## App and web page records
· · · · ·

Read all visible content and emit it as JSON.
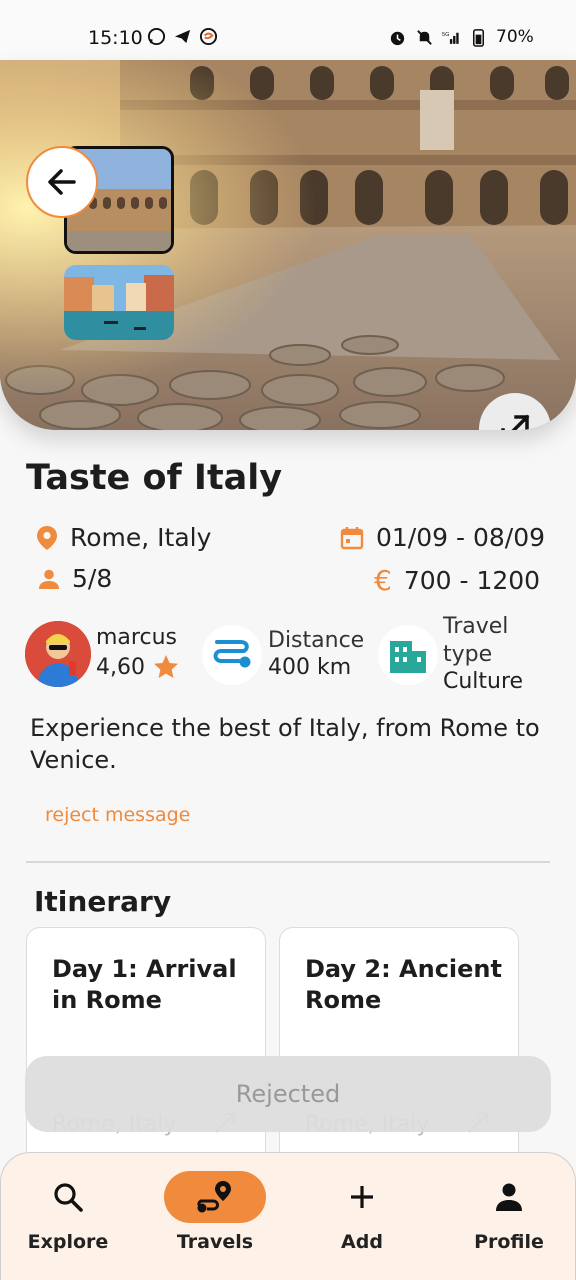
{
  "status_bar": {
    "time": "15:10",
    "battery": "70%",
    "network": "5G"
  },
  "hero": {
    "image_subject": "Colosseum, Rome",
    "thumbnails": [
      "Colosseum",
      "Venice canal"
    ]
  },
  "trip": {
    "title": "Taste of Italy",
    "location": "Rome, Italy",
    "dates": "01/09 - 08/09",
    "participants": "5/8",
    "price": "700 - 1200",
    "currency_symbol": "€",
    "description": "Experience the best of Italy, from Rome to Venice."
  },
  "owner": {
    "name": "marcus",
    "rating": "4,60"
  },
  "distance": {
    "label": "Distance",
    "value": "400 km"
  },
  "travel_type": {
    "label_line1": "Travel",
    "label_line2": "type",
    "value": "Culture"
  },
  "reject_message_link": "reject message",
  "itinerary": {
    "title": "Itinerary",
    "days": [
      {
        "title": "Day 1: Arrival in Rome",
        "location": "Rome, Italy"
      },
      {
        "title": "Day 2: Ancient Rome",
        "location": "Rome, Italy"
      }
    ]
  },
  "status_button": "Rejected",
  "bottom_nav": {
    "items": [
      {
        "label": "Explore",
        "icon": "search-icon"
      },
      {
        "label": "Travels",
        "icon": "route-icon",
        "active": true
      },
      {
        "label": "Add",
        "icon": "plus-icon"
      },
      {
        "label": "Profile",
        "icon": "person-icon"
      }
    ]
  },
  "colors": {
    "accent": "#f08a3c",
    "nav_background": "#fdf1e8",
    "teal": "#2aa79b",
    "blue": "#1a8fd1"
  }
}
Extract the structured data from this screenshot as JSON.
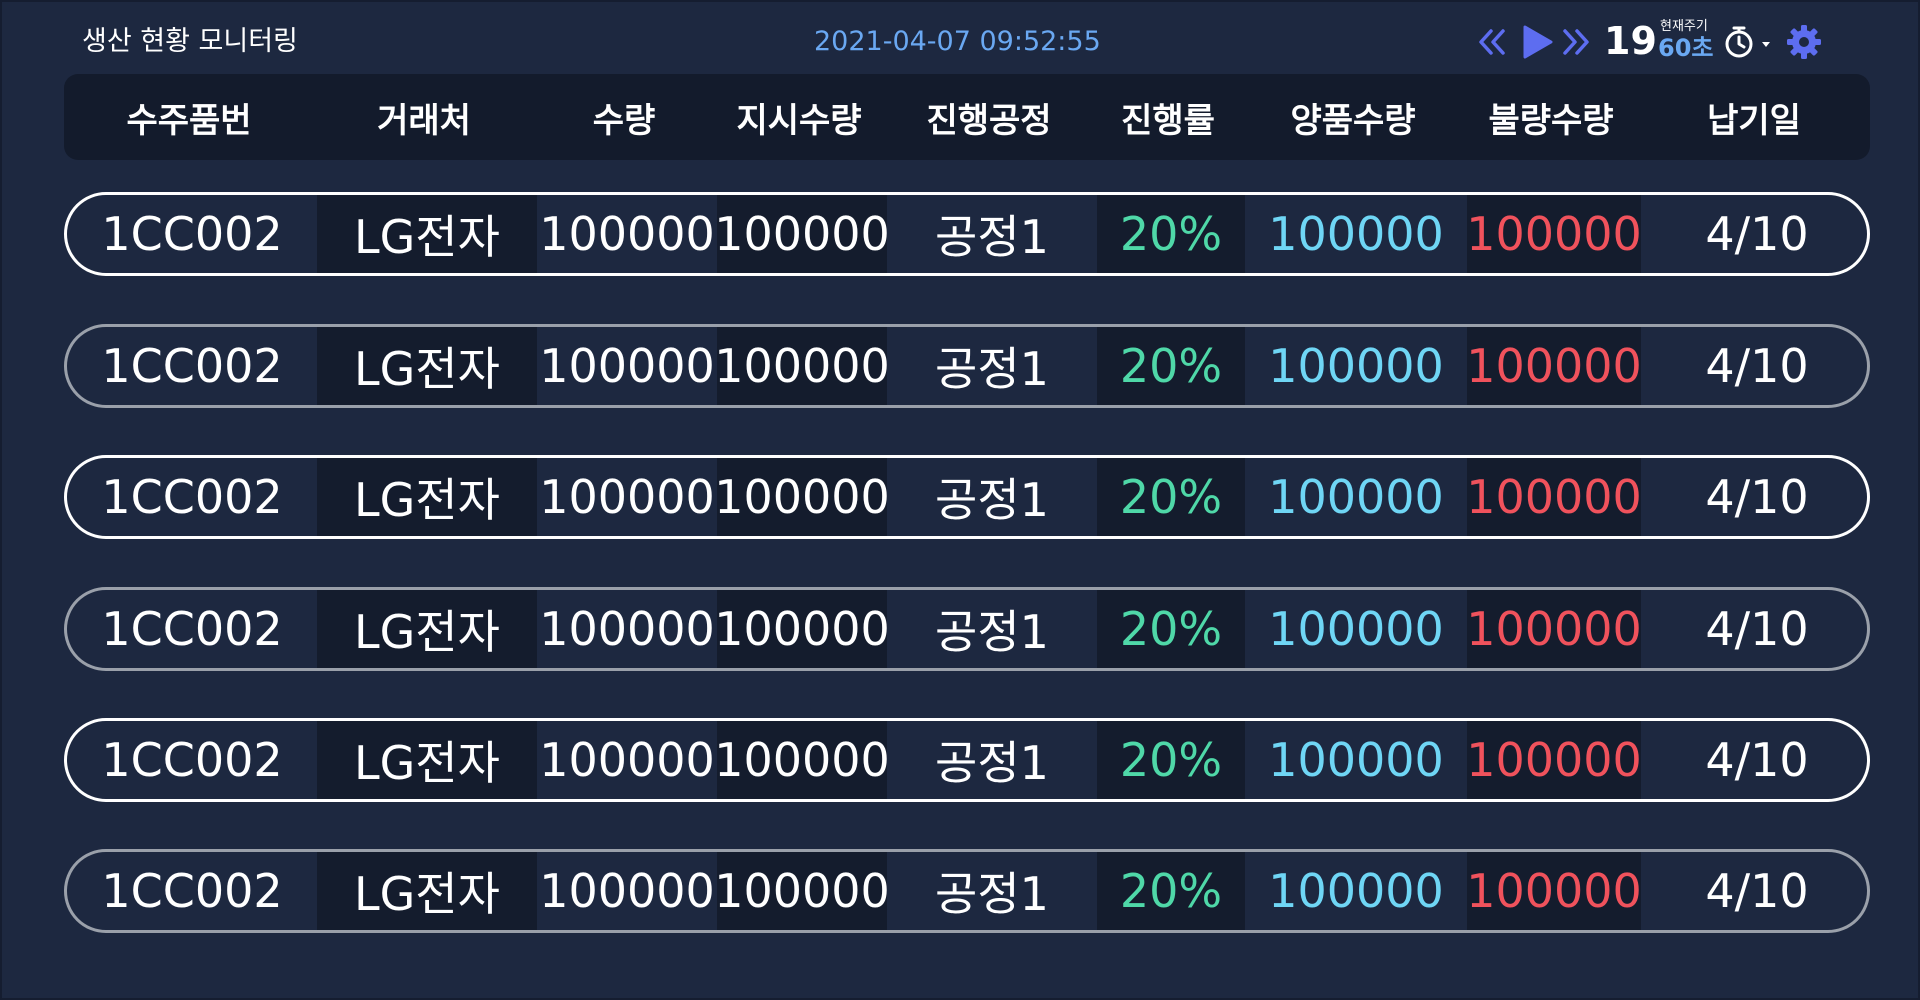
{
  "header": {
    "title": "생산 현황 모니터링",
    "datetime": "2021-04-07 09:52:55",
    "count": "19",
    "cycle_label": "현재주기",
    "cycle_value": "60초",
    "icons": [
      "double-chevron-left-icon",
      "play-icon",
      "double-chevron-right-icon",
      "timer-icon",
      "gear-icon"
    ],
    "colors": {
      "accent": "#6aa8f2",
      "play": "#5d6df0"
    }
  },
  "table": {
    "columns": [
      "수주품번",
      "거래처",
      "수량",
      "지시수량",
      "진행공정",
      "진행률",
      "양품수량",
      "불량수량",
      "납기일"
    ],
    "rows": [
      {
        "order_no": "1CC002",
        "client": "LG전자",
        "qty": "100000",
        "instr_qty": "100000",
        "process": "공정1",
        "progress": "20%",
        "good_qty": "100000",
        "defect_qty": "100000",
        "due_date": "4/10"
      },
      {
        "order_no": "1CC002",
        "client": "LG전자",
        "qty": "100000",
        "instr_qty": "100000",
        "process": "공정1",
        "progress": "20%",
        "good_qty": "100000",
        "defect_qty": "100000",
        "due_date": "4/10"
      },
      {
        "order_no": "1CC002",
        "client": "LG전자",
        "qty": "100000",
        "instr_qty": "100000",
        "process": "공정1",
        "progress": "20%",
        "good_qty": "100000",
        "defect_qty": "100000",
        "due_date": "4/10"
      },
      {
        "order_no": "1CC002",
        "client": "LG전자",
        "qty": "100000",
        "instr_qty": "100000",
        "process": "공정1",
        "progress": "20%",
        "good_qty": "100000",
        "defect_qty": "100000",
        "due_date": "4/10"
      },
      {
        "order_no": "1CC002",
        "client": "LG전자",
        "qty": "100000",
        "instr_qty": "100000",
        "process": "공정1",
        "progress": "20%",
        "good_qty": "100000",
        "defect_qty": "100000",
        "due_date": "4/10"
      },
      {
        "order_no": "1CC002",
        "client": "LG전자",
        "qty": "100000",
        "instr_qty": "100000",
        "process": "공정1",
        "progress": "20%",
        "good_qty": "100000",
        "defect_qty": "100000",
        "due_date": "4/10"
      }
    ],
    "colors": {
      "progress": "#4fd8a8",
      "good": "#6fd6f5",
      "defect": "#f0525c"
    }
  }
}
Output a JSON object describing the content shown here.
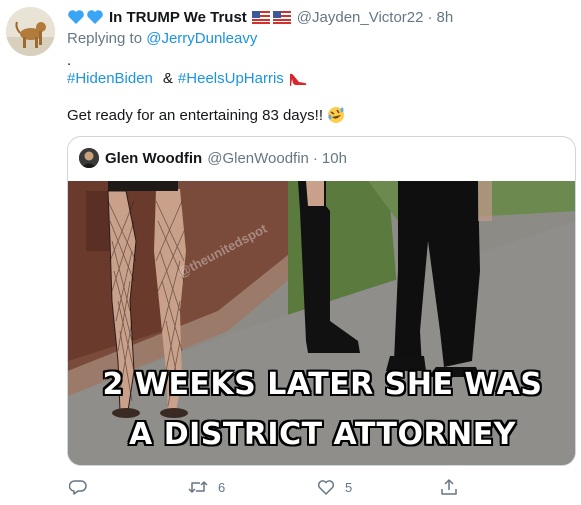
{
  "tweet": {
    "display_name": "In TRUMP We Trust",
    "handle": "@Jayden_Victor22",
    "separator": "·",
    "time": "8h",
    "replying_prefix": "Replying to ",
    "replying_mention": "@JerryDunleavy",
    "period_line": ".",
    "hashtag_1": "#HidenBiden",
    "amp": "&",
    "hashtag_2": "#HeelsUpHarris",
    "text": "Get ready for an entertaining 83 days!!",
    "icons": {
      "hearts": "blue-heart-icon",
      "flags": "us-flag-icon",
      "heel": "high-heel-icon",
      "emoji": "rolling-laughing-emoji-icon"
    }
  },
  "quoted": {
    "display_name": "Glen Woodfin",
    "handle": "@GlenWoodfin",
    "separator": "·",
    "time": "10h",
    "media": {
      "caption_line_1": "2 WEEKS LATER SHE WAS",
      "caption_line_2": "A DISTRICT ATTORNEY",
      "watermark": "@theunitedspot"
    }
  },
  "actions": {
    "reply": {
      "icon": "reply-icon",
      "count": ""
    },
    "retweet": {
      "icon": "retweet-icon",
      "count": "6"
    },
    "like": {
      "icon": "heart-outline-icon",
      "count": "5"
    },
    "share": {
      "icon": "share-icon",
      "count": ""
    }
  },
  "colors": {
    "link": "#1b95e0",
    "secondary_text": "#657786",
    "border": "#ccd6dd",
    "heart_blue": "#3ba5f5"
  }
}
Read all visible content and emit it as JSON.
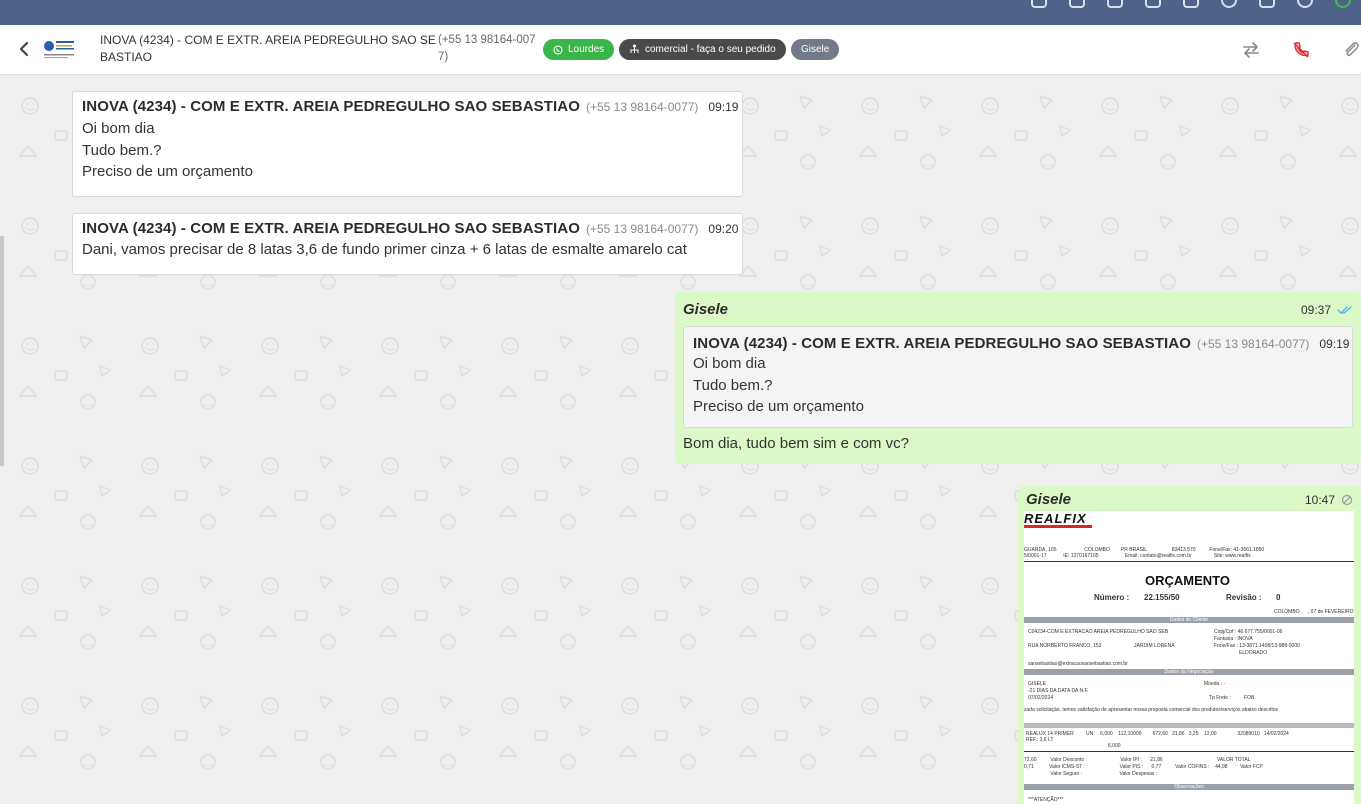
{
  "header": {
    "contact_name": "INOVA (4234) - COM E EXTR. AREIA PEDREGULHO SAO SEBASTIAO",
    "contact_phone": "(+55 13 98164-0077)",
    "tags": {
      "whatsapp": "Lourdes",
      "queue": "comercial - faça o seu pedido",
      "user": "Gisele"
    }
  },
  "messages": [
    {
      "sender": "INOVA (4234) - COM E EXTR. AREIA PEDREGULHO SAO SEBASTIAO",
      "phone": "(+55 13 98164-0077)",
      "time": "09:19",
      "lines": [
        "Oi bom dia",
        "Tudo bem.?",
        "Preciso de um orçamento"
      ]
    },
    {
      "sender": "INOVA (4234) - COM E EXTR. AREIA PEDREGULHO SAO SEBASTIAO",
      "phone": "(+55 13 98164-0077)",
      "time": "09:20",
      "lines": [
        "Dani, vamos precisar de 8 latas 3,6 de fundo primer cinza + 6 latas de esmalte amarelo cat"
      ]
    },
    {
      "sender": "Gisele",
      "time": "09:37",
      "status_icon": "double-check-icon",
      "quoted": {
        "sender": "INOVA (4234) - COM E EXTR. AREIA PEDREGULHO SAO SEBASTIAO",
        "phone": "(+55 13 98164-0077)",
        "time": "09:19",
        "lines": [
          "Oi bom dia",
          "Tudo bem.?",
          "Preciso de um orçamento"
        ]
      },
      "text": "Bom dia, tudo bem sim e com vc?"
    },
    {
      "sender": "Gisele",
      "time": "10:47",
      "status_icon": "clock-pending-icon",
      "document": {
        "brand": "REALFIX",
        "title": "ORÇAMENTO",
        "numero_label": "Número :",
        "numero": "22.155/50",
        "revisao_label": "Revisão :",
        "revisao": "0",
        "section_cliente": "Dados do Cliente",
        "section_negociacao": "Dados da Negociação",
        "section_observacoes": "Observações",
        "cliente": "C04234-COM E EXTRACAO AREIA PEDREGULHO SAO SEB",
        "endereco": "RUA NORBERTO FRANCO, 153",
        "bairro": "JARDIM LORENA",
        "cidade": "ELDORADO",
        "vendedor": "GISELE",
        "pagamento": "-21 DIAS DA DATA DA N.F.",
        "data": "07/02/2024",
        "frete": "FOB",
        "intro": "zada solicitação, temos satisfação de apresentar nossa proposta comercial dos produtos/serviços abaixo descritos",
        "item": "REALUX 14 PRIMER",
        "item_ref": "REF.: 3,6 LT",
        "atencao": "***ATENÇÃO***"
      }
    }
  ],
  "colors": {
    "topbar": "#4f6289",
    "whatsapp_tag": "#39b54a",
    "outgoing_bubble": "#dcf8c6",
    "read_check": "#4fb6ec",
    "call_end_icon": "#e0303a"
  }
}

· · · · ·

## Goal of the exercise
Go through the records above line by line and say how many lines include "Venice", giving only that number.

## Response area
2